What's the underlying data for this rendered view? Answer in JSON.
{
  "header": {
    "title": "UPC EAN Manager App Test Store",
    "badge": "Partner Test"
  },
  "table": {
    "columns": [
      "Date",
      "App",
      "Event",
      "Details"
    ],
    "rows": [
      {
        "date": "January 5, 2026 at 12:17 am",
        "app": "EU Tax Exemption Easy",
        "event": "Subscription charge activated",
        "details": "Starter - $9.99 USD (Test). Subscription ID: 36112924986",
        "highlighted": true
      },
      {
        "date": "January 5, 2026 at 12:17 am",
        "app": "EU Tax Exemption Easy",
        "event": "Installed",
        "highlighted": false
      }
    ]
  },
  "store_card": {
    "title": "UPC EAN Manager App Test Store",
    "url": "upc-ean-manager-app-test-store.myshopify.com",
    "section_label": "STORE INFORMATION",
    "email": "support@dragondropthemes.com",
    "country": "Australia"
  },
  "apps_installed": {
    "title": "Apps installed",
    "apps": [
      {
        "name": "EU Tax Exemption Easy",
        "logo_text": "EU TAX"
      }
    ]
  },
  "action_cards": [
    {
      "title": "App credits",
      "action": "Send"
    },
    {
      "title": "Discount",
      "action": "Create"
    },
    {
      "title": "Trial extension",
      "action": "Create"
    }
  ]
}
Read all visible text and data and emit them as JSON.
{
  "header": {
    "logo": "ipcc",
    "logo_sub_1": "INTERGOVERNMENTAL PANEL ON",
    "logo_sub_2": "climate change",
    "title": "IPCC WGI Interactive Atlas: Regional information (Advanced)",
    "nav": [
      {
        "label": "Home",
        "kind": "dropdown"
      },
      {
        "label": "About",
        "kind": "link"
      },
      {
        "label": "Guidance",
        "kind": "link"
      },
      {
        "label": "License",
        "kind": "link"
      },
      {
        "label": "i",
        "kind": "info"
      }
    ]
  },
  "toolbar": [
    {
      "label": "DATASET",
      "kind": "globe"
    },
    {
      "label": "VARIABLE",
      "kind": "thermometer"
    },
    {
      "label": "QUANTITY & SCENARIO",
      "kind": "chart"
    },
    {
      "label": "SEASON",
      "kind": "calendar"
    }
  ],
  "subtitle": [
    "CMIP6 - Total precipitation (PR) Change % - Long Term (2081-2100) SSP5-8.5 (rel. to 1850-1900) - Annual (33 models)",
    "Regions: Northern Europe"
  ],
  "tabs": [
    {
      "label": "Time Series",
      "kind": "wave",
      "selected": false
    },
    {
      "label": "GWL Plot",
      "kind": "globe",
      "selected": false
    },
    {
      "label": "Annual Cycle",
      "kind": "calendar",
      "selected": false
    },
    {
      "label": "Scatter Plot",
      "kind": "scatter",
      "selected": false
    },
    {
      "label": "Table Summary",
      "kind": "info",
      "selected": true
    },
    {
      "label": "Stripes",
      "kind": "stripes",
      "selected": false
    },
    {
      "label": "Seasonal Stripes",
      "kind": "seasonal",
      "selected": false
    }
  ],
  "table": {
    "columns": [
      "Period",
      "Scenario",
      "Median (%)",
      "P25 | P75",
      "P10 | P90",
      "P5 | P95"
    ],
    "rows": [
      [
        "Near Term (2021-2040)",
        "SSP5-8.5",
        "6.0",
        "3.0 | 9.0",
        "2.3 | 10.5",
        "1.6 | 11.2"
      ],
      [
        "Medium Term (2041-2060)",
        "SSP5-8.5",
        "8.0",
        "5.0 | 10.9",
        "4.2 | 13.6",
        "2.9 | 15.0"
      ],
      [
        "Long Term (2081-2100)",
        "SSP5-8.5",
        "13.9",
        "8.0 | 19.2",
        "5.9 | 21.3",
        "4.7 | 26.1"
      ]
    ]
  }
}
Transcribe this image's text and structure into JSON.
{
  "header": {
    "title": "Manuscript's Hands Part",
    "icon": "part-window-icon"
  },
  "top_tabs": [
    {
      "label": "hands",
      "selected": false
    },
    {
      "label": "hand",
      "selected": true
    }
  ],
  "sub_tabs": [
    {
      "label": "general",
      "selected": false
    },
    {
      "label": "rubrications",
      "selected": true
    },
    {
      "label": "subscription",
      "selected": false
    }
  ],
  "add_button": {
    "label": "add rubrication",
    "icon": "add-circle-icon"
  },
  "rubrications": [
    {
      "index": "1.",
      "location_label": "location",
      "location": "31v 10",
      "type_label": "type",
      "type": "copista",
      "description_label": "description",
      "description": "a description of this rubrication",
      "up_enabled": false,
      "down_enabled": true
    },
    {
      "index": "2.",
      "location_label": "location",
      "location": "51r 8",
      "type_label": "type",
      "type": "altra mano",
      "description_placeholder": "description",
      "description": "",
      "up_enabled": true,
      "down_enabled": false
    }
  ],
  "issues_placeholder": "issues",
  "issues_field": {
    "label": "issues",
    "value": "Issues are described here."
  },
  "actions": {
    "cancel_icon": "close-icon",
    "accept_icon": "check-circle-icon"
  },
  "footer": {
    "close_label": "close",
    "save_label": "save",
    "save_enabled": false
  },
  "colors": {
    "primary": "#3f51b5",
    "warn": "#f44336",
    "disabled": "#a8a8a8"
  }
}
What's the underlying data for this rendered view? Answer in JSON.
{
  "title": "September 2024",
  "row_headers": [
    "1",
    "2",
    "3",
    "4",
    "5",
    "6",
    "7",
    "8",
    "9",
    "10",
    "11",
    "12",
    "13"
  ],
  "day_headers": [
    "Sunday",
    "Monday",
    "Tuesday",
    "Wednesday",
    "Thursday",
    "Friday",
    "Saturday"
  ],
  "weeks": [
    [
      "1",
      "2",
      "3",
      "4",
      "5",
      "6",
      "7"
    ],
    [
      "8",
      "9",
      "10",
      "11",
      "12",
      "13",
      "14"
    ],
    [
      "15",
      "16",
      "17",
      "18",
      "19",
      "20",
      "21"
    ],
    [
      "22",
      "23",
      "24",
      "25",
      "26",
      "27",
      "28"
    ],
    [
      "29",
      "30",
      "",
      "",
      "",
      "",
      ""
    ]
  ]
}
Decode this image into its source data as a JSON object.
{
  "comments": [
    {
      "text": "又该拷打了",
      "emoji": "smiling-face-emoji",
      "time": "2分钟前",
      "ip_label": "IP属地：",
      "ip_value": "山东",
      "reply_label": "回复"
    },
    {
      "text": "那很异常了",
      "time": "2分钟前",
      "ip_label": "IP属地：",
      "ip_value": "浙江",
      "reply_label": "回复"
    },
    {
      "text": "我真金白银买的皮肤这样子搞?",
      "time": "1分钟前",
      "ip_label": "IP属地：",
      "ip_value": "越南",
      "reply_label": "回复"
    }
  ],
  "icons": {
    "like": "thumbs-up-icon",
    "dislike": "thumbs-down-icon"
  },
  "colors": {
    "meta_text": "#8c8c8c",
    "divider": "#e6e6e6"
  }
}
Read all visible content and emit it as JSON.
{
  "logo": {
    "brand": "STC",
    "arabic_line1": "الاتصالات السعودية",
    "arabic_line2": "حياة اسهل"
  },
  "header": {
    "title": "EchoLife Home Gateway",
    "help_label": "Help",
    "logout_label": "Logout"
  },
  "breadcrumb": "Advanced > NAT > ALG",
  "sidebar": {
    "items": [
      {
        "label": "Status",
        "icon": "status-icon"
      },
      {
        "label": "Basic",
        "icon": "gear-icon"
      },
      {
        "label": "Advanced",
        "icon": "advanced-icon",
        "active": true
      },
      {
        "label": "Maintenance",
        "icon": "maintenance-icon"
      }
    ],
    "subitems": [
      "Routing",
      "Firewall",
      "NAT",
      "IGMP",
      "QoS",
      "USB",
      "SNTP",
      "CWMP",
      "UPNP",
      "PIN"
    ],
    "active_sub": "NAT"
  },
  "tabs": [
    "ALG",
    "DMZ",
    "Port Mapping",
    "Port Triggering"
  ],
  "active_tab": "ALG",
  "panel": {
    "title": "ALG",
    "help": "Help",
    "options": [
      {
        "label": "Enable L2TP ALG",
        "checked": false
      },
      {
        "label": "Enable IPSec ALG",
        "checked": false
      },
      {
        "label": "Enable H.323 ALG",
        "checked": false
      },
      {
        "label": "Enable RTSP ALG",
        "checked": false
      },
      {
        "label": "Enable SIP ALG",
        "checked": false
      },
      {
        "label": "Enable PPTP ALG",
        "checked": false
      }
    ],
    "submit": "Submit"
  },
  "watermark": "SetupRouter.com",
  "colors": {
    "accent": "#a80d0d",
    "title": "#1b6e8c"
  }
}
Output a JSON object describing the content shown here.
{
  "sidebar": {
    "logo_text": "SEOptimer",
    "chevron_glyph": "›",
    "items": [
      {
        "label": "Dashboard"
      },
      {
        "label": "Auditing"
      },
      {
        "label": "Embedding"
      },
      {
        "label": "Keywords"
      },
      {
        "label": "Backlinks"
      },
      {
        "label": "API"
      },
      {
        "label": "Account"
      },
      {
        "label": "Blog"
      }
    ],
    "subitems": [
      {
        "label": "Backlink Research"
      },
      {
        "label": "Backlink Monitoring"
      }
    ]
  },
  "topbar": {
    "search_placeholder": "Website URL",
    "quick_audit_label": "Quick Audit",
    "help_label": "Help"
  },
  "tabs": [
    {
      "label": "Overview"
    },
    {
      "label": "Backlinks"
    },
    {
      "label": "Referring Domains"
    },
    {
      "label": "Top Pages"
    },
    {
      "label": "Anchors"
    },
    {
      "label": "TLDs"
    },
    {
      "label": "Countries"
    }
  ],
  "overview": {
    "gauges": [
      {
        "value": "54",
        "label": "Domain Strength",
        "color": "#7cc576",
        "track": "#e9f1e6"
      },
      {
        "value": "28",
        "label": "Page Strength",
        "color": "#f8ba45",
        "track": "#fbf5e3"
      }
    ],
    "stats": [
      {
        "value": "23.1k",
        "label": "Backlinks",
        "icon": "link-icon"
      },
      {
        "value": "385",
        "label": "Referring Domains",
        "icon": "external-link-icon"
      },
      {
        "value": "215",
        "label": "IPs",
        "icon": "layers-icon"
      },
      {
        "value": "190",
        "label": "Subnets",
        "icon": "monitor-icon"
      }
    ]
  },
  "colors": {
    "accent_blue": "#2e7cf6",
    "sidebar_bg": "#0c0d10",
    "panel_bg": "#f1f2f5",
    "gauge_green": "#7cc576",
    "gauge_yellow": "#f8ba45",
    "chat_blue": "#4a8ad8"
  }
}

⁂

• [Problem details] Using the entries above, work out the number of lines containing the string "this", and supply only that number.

• [Answer space] 5